Nouri al-Maliki has fulfilled another demand of the US Congress and the Sunnis in Iraq towards national reconciliation. The Baghdad government began releasing thousands of detainees accused of all but the worst of crimes during the 2003-2008 time period, most of them Sunnis. The release further strengthens the bonds forged with the Sunnis over the past several months and enhanced by Maliki’s crackdown on Shi’ite militias:

Ghafur was among 122 detainees released from an Iraqi-run prison in Sulaimaniyah and given their freedom at a ceremony here Monday as part of the largest wave of prisoner releases since the war began. The Iraqi government set them free to reintegrate men into society who were accused of relatively minor crimes, and ease the strains on a prison system operating well beyond its capacity. ….

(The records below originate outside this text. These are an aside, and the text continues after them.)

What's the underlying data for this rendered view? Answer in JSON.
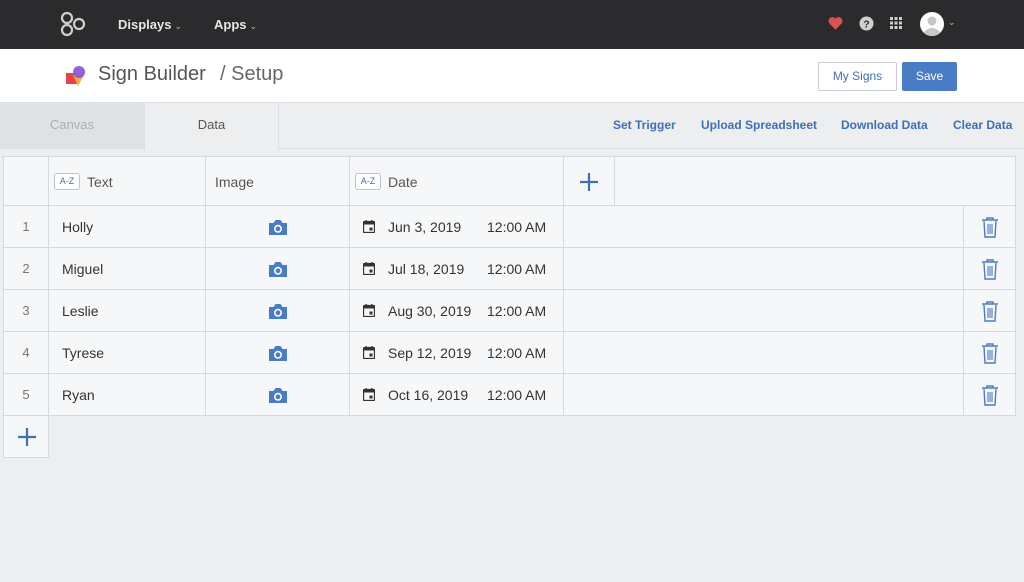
{
  "nav": {
    "displays_label": "Displays",
    "apps_label": "Apps",
    "caret": "⌄"
  },
  "header": {
    "title": "Sign Builder",
    "subtitle": "/ Setup",
    "my_signs_label": "My Signs",
    "save_label": "Save"
  },
  "tabs": {
    "canvas_label": "Canvas",
    "data_label": "Data"
  },
  "actions": {
    "set_trigger": "Set Trigger",
    "upload_spreadsheet": "Upload Spreadsheet",
    "download_data": "Download Data",
    "clear_data": "Clear Data"
  },
  "table": {
    "columns": [
      {
        "badge": "A-Z",
        "label": "Text"
      },
      {
        "badge": "",
        "label": "Image"
      },
      {
        "badge": "A-Z",
        "label": "Date"
      }
    ],
    "rows": [
      {
        "num": "1",
        "text": "Holly",
        "date": "Jun 3, 2019",
        "time": "12:00 AM"
      },
      {
        "num": "2",
        "text": "Miguel",
        "date": "Jul 18, 2019",
        "time": "12:00 AM"
      },
      {
        "num": "3",
        "text": "Leslie",
        "date": "Aug 30, 2019",
        "time": "12:00 AM"
      },
      {
        "num": "4",
        "text": "Tyrese",
        "date": "Sep 12, 2019",
        "time": "12:00 AM"
      },
      {
        "num": "5",
        "text": "Ryan",
        "date": "Oct 16, 2019",
        "time": "12:00 AM"
      }
    ]
  },
  "colors": {
    "accent": "#4a7cc6",
    "link": "#3f6fb6",
    "nav_bg": "#2b2b2d",
    "heart": "#d9534f"
  },
  "icons": [
    "logo-icon",
    "heart-icon",
    "help-icon",
    "apps-grid-icon",
    "avatar",
    "camera-icon",
    "calendar-icon",
    "trash-icon",
    "plus-icon"
  ]
}
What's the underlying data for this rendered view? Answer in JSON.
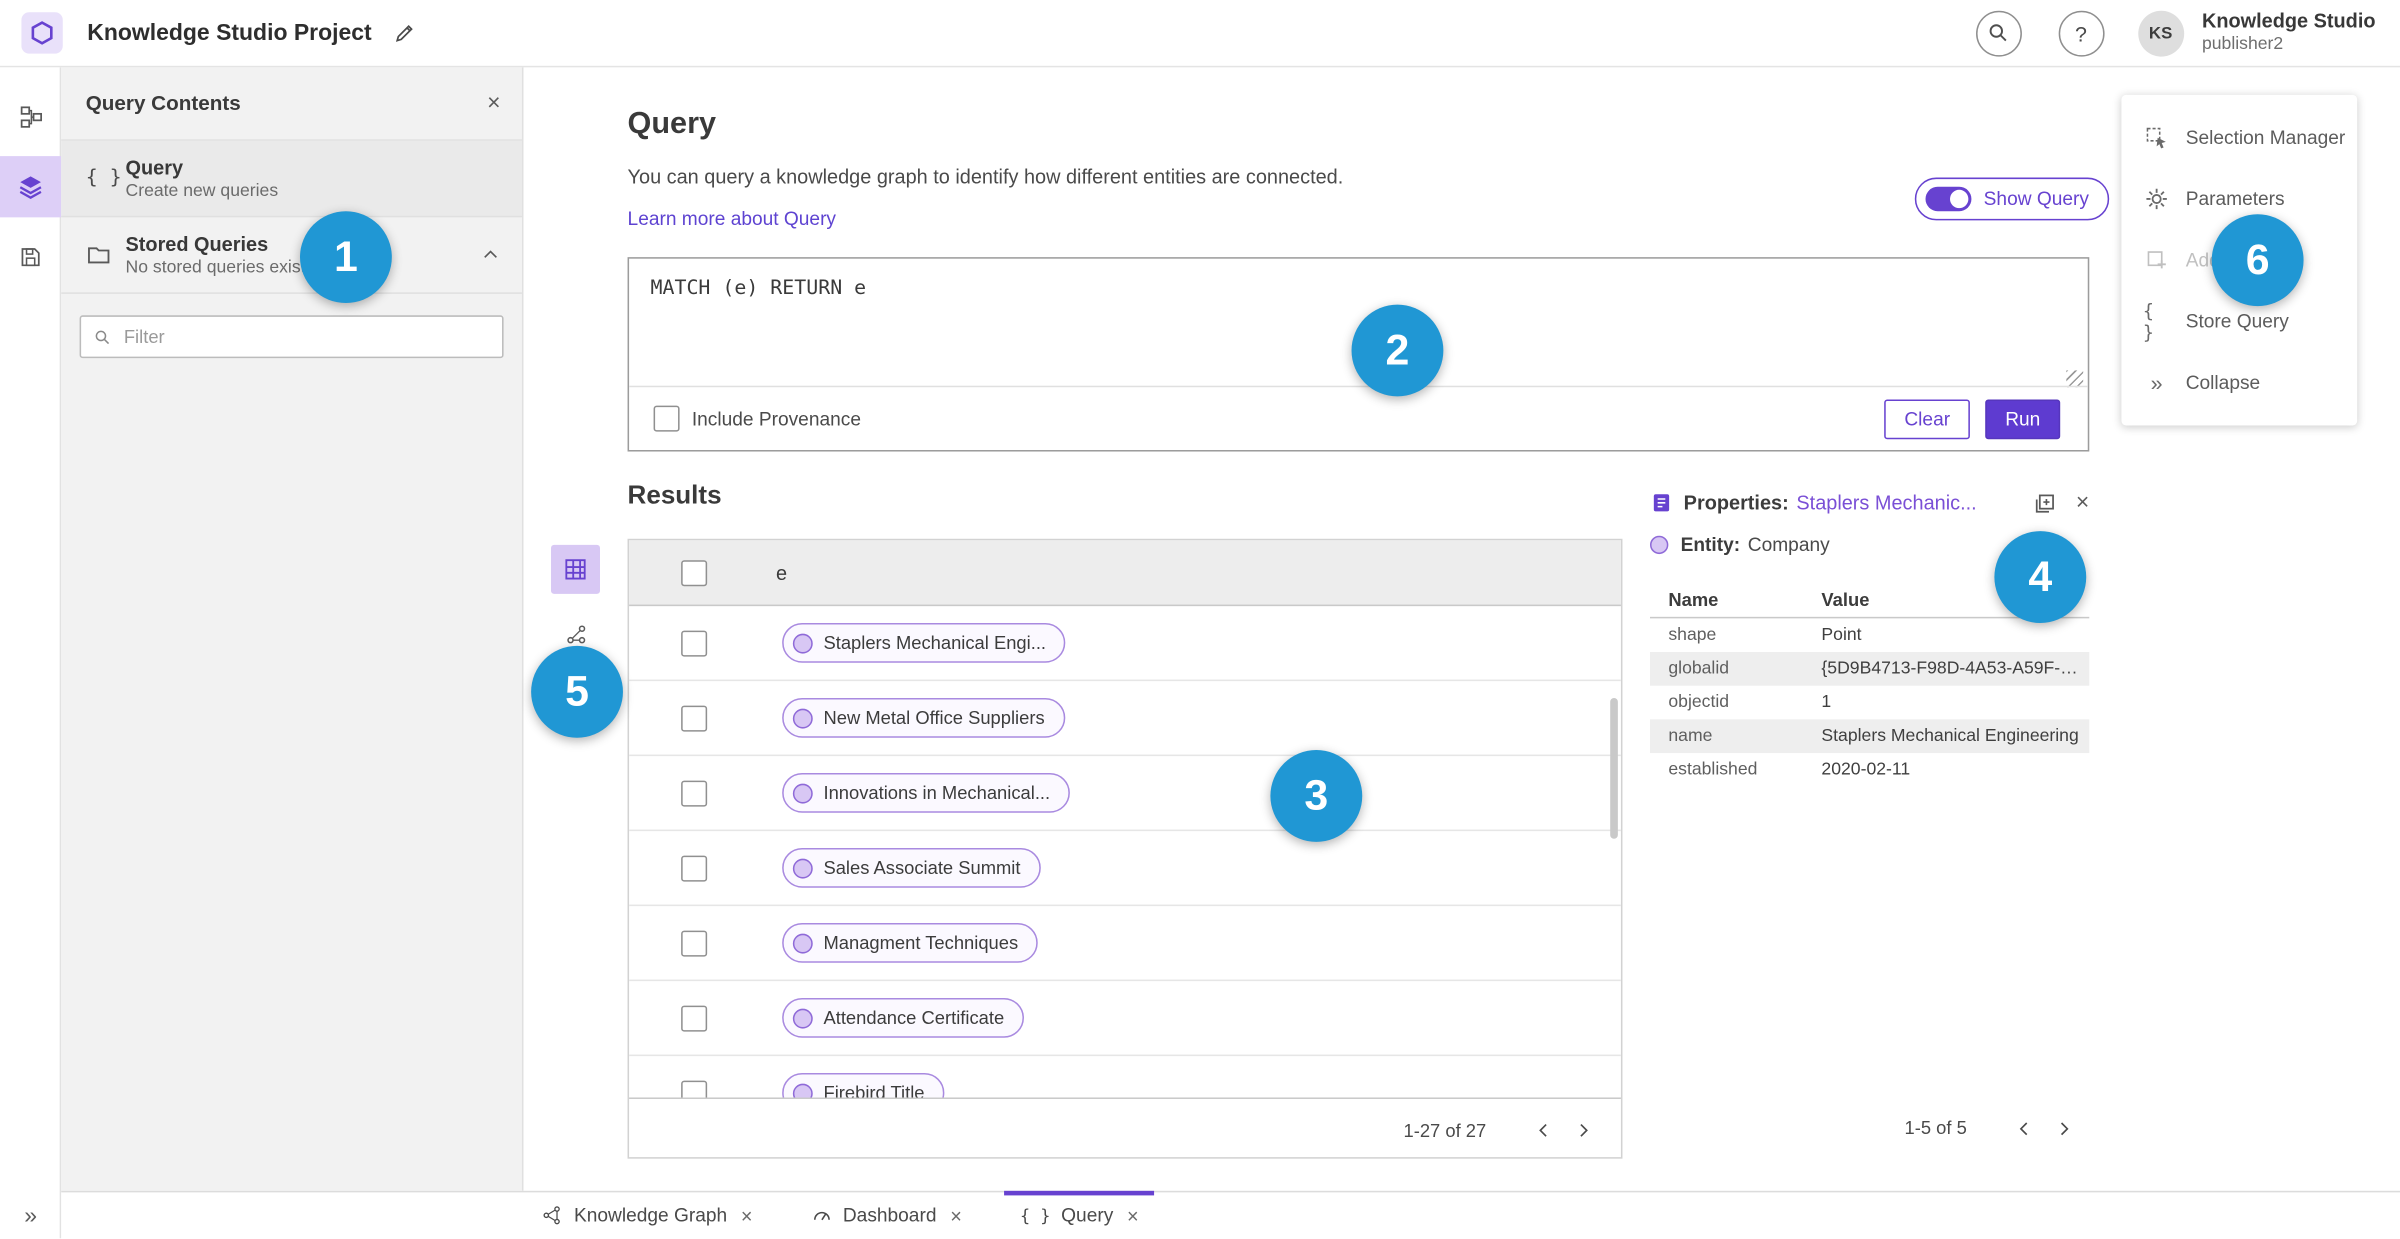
{
  "header": {
    "title": "Knowledge Studio Project",
    "account_name": "Knowledge Studio",
    "account_user": "publisher2",
    "avatar_initials": "KS"
  },
  "left_panel": {
    "title": "Query Contents",
    "query_item": {
      "label": "Query",
      "sublabel": "Create new queries"
    },
    "stored_item": {
      "label": "Stored Queries",
      "sublabel": "No stored queries exist"
    },
    "filter_placeholder": "Filter"
  },
  "query_section": {
    "title": "Query",
    "description": "You can query a knowledge graph to identify how different entities are connected.",
    "learn_more": "Learn more about Query",
    "show_query_label": "Show Query",
    "query_text": "MATCH (e) RETURN e",
    "include_provenance": "Include Provenance",
    "clear_label": "Clear",
    "run_label": "Run"
  },
  "results": {
    "title": "Results",
    "column_e": "e",
    "rows": [
      "Staplers Mechanical Engi...",
      "New Metal Office Suppliers",
      "Innovations in Mechanical...",
      "Sales Associate Summit",
      "Managment Techniques",
      "Attendance Certificate",
      "Firebird Title"
    ],
    "pagination": "1-27 of 27"
  },
  "properties_panel": {
    "label": "Properties:",
    "link": "Staplers Mechanic...",
    "entity_label": "Entity:",
    "entity_value": "Company",
    "col_name": "Name",
    "col_value": "Value",
    "rows": [
      {
        "name": "shape",
        "value": "Point"
      },
      {
        "name": "globalid",
        "value": "{5D9B4713-F98D-4A53-A59F-C11..."
      },
      {
        "name": "objectid",
        "value": "1"
      },
      {
        "name": "name",
        "value": "Staplers Mechanical Engineering"
      },
      {
        "name": "established",
        "value": "2020-02-11"
      }
    ],
    "pagination": "1-5 of 5"
  },
  "right_menu": {
    "items": [
      "Selection Manager",
      "Parameters",
      "Add To Map",
      "Store Query",
      "Collapse"
    ]
  },
  "bottom_tabs": [
    {
      "label": "Knowledge Graph"
    },
    {
      "label": "Dashboard"
    },
    {
      "label": "Query"
    }
  ],
  "annotations": [
    "1",
    "2",
    "3",
    "4",
    "5",
    "6"
  ],
  "icons": {
    "close": "×",
    "braces": "{ }",
    "question": "?",
    "collapse_chevrons": "»"
  },
  "colors": {
    "accent": "#6742d0",
    "annotation_badge": "#2097d4",
    "chip_border": "#a98ae0",
    "chip_dot": "#d8c7f4"
  }
}
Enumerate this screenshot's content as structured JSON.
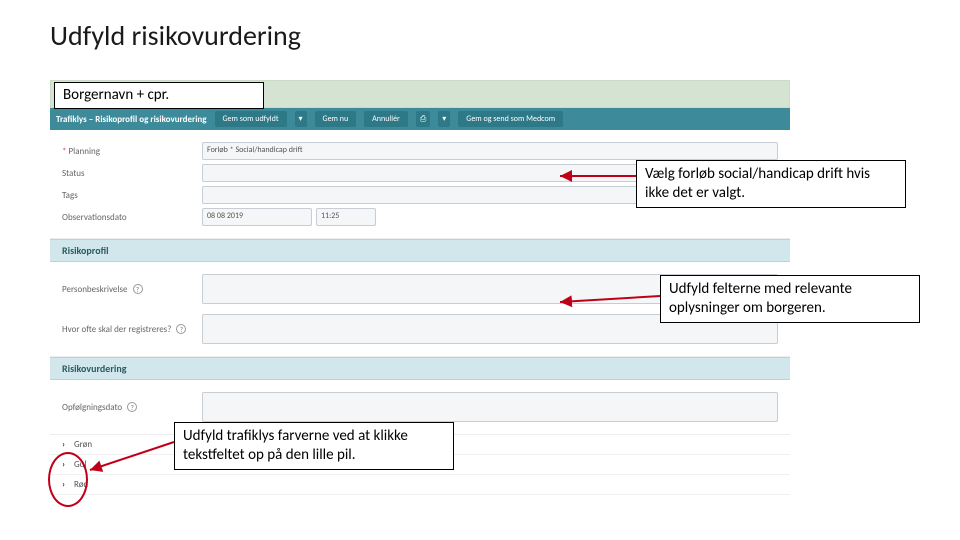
{
  "page": {
    "title": "Udfyld risikovurdering"
  },
  "callouts": {
    "borgernavn": "Borgernavn + cpr.",
    "forlob": "Vælg forløb social/handicap drift hvis ikke det er valgt.",
    "felter": "Udfyld felterne med relevante oplysninger om borgeren.",
    "trafiklys": "Udfyld trafiklys farverne ved at klikke tekstfeltet op på den lille pil."
  },
  "toolbar": {
    "title": "Trafiklys – Risikoprofil og risikovurdering",
    "btn_submit": "Gem som udfyldt",
    "btn_gem": "Gem nu",
    "btn_annuller": "Annullér",
    "btn_print": "⎙",
    "btn_dropdown": "▾",
    "btn_medcom": "Gem og send som Medcom"
  },
  "form": {
    "planning": {
      "label": "Planning",
      "value": "Forløb * Social/handicap drift"
    },
    "status": {
      "label": "Status",
      "value": ""
    },
    "tags": {
      "label": "Tags",
      "value": ""
    },
    "obs": {
      "label": "Observationsdato",
      "date": "08 08 2019",
      "time": "11:25"
    }
  },
  "sections": {
    "risikoprofil": "Risikoprofil",
    "personbeskrivelse": "Personbeskrivelse",
    "hvorofte": "Hvor ofte skal der registreres?",
    "risikovurdering": "Risikovurdering",
    "opfolgning": "Opfølgningsdato"
  },
  "traffic": {
    "gron": "Grøn",
    "gul": "Gul",
    "rod": "Rød"
  }
}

Most of those released were Sunnis who had been low-level army officials or former members of Saddam Hussein’s Baath Party. They were among thousands of Iraqis who were arrested without charges by coalition and Iraqi forces. The discharges signal “a return to some sense of normalcy,” said U.S. Army Col. David Paschal, commander of the 1st Brigade Combat Team of the 10th Mountain Division, who attended the ceremony. “At some point, the fighting must stop.”…

The prisoners are being freed under an amnesty law passed by Iraq’s parliament in February. More than 52,400 detainees in government custody have applied for their freedom. Of those, nearly 78%, or more than 40,000, were granted amnesty. More than one in five, though, were denied because they are being held for crimes not covered by the law. These include killing, kidnapping, rape, embezzling government funds, selling drugs and smuggling antiquities.

The amnesty law does not cover more than 23,000 Iraqis who are in U.S. custody. Still, Air Force Capt. Rose Richeson, spokeswoman for coalition detainee operations, says nearly 8,000 detainees held at two coalition detention centers have been released since September, an average of 52 a day. “It is reasonable to expect that rate of release will continue,” she said.

This marks yet another benchmark in the Maliki government’s progress in meeting the political benchmarks set by Congress. It also defuses a longstanding point of friction with the Sunni tribes who have complained loudly about the imbalance in treatment for their communities by Baghdad. Their efforts to work within the political system have paid off, and their win in gaining amnesty for so many detainees will encourage them to work within the democratic system rather than conduct insurgencies against it.

The release allows both Iraq and the US to focus on bigger fish — and to keep them from recruiting insurgents from the inside. Both US and Iraqi officials note the danger of leaving massive numbers of minor violators in close proximity to real hard-line extremists. The prisons become recruiting and training centers for future terrorists, especially when neither have any real prospects for a normal life in post-Saddam Iraq.

At the ceremony in Sulaimaniyah, the released prisoners danced and celebrated with their former guards and their families. If that spirit can remain and the nation’s infrastructure can be restored and modernized, Iraq can reach a real reconciliation quickly. Perhaps at some point, the US will notice this progress and recommit themselves to encouraging and protecting it.